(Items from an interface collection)

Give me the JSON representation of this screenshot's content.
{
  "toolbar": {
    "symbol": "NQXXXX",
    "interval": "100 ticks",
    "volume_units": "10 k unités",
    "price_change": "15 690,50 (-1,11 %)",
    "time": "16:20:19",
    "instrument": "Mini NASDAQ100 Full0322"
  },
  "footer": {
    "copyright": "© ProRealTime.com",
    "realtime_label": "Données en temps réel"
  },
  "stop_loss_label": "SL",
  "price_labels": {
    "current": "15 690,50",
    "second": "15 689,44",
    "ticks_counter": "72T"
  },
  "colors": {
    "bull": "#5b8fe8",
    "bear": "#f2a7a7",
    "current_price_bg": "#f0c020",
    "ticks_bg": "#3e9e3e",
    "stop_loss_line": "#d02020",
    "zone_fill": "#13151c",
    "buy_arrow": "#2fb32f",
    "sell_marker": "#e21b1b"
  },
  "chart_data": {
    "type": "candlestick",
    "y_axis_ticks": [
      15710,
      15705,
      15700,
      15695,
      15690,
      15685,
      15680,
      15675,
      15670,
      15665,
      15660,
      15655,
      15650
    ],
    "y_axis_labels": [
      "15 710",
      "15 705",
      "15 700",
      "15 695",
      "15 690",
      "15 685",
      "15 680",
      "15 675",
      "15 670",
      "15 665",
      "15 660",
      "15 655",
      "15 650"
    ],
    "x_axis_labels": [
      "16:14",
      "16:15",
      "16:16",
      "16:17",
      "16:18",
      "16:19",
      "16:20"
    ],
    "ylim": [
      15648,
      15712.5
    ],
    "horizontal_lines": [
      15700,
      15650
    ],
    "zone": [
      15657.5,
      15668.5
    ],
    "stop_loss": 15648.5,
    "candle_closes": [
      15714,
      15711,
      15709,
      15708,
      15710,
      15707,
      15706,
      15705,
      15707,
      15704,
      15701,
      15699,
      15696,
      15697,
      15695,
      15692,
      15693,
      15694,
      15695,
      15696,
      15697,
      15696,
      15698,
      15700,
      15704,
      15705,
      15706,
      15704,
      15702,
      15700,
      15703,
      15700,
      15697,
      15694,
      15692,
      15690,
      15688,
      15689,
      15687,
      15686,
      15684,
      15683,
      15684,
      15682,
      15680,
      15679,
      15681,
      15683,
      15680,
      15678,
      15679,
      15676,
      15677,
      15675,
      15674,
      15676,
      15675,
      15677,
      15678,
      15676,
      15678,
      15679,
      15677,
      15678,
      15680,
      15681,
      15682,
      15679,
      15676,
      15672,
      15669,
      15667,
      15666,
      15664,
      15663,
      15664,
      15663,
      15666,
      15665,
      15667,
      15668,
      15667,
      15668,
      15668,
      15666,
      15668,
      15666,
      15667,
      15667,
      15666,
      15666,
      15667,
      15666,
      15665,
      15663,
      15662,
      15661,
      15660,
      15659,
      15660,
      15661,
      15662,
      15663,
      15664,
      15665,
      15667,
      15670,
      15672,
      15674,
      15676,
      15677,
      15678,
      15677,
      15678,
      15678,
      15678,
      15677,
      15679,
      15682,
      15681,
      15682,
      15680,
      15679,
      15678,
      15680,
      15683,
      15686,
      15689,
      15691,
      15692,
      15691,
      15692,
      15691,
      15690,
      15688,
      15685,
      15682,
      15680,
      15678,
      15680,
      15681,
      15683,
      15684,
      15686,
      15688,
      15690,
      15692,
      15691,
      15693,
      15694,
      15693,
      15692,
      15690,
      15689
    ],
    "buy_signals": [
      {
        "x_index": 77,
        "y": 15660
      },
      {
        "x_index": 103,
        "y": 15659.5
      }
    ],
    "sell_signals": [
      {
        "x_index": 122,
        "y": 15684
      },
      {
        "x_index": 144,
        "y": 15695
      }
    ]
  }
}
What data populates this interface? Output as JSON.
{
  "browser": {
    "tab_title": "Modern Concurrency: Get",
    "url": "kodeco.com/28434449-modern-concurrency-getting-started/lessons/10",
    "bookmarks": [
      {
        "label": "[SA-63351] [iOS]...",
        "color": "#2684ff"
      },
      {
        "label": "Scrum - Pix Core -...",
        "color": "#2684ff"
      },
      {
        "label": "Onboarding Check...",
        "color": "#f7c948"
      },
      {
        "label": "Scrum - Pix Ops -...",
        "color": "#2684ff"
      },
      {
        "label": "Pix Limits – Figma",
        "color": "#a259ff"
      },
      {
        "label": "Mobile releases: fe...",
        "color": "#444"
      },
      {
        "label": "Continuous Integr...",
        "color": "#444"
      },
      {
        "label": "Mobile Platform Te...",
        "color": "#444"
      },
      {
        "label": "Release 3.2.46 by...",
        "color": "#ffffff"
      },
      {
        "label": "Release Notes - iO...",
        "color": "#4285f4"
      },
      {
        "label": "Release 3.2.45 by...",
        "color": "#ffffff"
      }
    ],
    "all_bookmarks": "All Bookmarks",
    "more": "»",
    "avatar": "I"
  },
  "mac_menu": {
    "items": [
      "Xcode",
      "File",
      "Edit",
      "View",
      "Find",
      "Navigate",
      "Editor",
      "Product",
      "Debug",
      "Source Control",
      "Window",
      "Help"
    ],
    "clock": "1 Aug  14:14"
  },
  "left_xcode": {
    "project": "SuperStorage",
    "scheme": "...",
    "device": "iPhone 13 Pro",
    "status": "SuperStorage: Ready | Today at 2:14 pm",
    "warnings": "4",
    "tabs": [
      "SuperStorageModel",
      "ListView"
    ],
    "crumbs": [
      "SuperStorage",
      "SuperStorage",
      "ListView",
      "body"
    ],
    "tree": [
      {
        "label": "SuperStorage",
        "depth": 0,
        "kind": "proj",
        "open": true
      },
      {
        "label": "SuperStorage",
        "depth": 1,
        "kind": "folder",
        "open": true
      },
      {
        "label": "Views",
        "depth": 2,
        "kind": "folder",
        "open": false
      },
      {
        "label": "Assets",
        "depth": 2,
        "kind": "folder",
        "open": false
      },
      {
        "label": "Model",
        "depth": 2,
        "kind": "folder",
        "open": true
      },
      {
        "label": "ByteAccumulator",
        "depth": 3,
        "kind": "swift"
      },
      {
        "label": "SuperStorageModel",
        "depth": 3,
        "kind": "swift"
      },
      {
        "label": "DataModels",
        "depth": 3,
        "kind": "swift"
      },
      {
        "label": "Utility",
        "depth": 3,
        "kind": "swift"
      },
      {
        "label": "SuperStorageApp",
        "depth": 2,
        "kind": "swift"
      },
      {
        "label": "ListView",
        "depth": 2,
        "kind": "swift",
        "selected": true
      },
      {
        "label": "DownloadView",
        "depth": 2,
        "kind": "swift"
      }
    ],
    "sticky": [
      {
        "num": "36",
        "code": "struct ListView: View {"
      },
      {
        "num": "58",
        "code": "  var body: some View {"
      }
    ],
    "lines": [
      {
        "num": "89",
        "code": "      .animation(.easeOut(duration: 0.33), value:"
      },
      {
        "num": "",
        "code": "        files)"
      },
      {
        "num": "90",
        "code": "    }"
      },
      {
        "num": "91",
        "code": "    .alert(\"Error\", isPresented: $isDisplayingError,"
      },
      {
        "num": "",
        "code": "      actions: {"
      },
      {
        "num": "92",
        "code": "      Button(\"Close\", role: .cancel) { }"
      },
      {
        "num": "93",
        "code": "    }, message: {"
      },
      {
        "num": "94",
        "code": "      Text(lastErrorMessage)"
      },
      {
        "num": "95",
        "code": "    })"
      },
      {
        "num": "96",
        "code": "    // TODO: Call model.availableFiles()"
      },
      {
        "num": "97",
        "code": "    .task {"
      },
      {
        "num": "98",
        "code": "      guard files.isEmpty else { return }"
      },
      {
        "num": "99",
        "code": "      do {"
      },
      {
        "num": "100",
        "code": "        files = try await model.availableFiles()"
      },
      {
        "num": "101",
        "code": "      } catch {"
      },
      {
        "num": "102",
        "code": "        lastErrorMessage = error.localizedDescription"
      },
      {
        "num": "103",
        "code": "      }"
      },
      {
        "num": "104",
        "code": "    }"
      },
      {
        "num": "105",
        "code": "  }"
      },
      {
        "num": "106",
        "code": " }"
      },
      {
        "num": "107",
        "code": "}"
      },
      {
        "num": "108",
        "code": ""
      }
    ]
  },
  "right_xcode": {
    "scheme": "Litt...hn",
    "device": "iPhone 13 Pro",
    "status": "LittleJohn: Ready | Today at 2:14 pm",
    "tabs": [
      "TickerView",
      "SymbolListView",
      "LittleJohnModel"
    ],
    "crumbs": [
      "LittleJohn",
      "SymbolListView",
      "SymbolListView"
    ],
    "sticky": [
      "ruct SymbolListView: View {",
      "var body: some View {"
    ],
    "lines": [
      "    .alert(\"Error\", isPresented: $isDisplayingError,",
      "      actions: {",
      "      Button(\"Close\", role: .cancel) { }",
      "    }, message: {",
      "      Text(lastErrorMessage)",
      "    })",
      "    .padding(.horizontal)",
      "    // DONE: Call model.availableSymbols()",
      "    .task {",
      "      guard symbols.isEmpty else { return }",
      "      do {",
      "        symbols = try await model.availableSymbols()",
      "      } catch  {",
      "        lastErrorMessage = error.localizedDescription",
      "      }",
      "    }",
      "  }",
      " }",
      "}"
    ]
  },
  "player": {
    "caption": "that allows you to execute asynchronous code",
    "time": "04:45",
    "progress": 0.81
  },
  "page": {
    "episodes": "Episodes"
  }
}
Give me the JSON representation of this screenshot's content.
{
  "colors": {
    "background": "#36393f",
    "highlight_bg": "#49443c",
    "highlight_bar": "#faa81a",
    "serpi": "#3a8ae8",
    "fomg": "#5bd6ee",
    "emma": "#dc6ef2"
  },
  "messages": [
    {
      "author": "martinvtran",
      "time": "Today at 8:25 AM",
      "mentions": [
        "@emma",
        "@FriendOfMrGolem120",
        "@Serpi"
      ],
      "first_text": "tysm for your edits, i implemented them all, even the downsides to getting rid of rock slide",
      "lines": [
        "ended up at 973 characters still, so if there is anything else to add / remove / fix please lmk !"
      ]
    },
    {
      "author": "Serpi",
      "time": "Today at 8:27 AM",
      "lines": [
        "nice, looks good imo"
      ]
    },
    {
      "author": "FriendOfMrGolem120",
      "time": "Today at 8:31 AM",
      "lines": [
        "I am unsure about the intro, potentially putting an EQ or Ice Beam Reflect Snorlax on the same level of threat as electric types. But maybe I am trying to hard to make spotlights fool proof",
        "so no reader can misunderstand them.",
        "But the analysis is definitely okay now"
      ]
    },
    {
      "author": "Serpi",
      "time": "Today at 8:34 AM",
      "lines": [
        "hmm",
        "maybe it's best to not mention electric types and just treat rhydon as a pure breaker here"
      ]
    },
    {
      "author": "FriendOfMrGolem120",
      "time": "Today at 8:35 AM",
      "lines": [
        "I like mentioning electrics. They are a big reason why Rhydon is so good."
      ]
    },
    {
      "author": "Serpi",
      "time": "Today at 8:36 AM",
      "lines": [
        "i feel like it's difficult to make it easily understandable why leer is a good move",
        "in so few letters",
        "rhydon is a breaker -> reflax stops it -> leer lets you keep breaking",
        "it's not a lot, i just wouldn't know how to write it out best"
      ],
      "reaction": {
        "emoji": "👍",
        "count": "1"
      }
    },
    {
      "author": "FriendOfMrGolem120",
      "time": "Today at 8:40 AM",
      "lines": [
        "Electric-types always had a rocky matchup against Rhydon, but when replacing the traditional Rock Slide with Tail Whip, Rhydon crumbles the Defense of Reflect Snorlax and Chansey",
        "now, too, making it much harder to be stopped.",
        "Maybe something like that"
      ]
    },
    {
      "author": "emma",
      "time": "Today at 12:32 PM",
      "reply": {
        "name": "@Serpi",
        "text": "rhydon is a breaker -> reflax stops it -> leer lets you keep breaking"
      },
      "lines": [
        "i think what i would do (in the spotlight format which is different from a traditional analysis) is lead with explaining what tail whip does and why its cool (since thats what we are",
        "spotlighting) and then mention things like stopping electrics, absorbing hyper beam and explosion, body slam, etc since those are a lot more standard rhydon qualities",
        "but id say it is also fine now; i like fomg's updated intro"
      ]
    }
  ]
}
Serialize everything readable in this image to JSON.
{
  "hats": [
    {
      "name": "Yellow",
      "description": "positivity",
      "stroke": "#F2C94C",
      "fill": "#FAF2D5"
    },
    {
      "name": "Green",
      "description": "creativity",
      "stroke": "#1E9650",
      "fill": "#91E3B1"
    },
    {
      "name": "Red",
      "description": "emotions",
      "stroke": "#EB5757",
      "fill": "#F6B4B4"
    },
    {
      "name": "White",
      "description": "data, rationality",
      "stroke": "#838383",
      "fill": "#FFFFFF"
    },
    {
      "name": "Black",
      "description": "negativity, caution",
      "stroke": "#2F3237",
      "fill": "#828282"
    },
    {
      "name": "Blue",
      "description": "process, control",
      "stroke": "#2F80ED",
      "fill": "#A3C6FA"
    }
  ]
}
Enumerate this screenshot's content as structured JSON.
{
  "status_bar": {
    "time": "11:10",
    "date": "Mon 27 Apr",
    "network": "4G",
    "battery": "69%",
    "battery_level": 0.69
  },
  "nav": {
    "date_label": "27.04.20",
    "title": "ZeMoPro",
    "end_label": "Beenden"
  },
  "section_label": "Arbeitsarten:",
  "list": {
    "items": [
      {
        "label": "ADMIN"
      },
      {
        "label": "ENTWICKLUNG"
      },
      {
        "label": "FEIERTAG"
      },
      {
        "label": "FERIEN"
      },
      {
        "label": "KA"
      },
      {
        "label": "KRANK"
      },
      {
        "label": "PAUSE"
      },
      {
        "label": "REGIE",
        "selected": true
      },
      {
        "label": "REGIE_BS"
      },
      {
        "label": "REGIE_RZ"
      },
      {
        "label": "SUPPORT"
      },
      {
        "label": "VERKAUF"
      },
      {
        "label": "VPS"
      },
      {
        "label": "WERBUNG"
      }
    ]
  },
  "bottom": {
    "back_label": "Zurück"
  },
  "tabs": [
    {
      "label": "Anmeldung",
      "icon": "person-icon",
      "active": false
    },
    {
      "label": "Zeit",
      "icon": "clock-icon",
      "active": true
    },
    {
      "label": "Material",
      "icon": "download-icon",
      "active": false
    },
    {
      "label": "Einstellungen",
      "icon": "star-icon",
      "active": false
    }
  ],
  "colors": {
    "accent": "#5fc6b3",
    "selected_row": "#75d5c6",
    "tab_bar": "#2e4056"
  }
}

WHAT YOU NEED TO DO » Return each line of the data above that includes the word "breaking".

TASK RESULT »
        "rhydon is a breaker -> reflax stops it -> leer lets you keep breaking",
        "text": "rhydon is a breaker -> reflax stops it -> leer lets you keep breaking"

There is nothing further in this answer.